#### [PROBLEM]
List each line of the data that holds the string "icon".

#### [INFORMATION GIVEN]
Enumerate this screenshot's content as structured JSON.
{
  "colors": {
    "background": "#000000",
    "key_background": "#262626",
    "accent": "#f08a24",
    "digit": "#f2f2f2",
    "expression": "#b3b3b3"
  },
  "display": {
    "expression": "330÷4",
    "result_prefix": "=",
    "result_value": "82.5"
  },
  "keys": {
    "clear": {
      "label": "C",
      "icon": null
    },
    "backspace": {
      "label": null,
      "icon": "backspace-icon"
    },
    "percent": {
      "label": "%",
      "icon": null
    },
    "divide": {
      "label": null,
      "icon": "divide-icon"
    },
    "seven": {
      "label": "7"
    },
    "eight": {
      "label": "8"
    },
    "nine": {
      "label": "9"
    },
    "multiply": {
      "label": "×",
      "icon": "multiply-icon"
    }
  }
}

#### [TASK RESULT]
      "icon": null
      "icon": "backspace-icon"
      "icon": null
      "icon": "divide-icon"
      "icon": "multiply-icon"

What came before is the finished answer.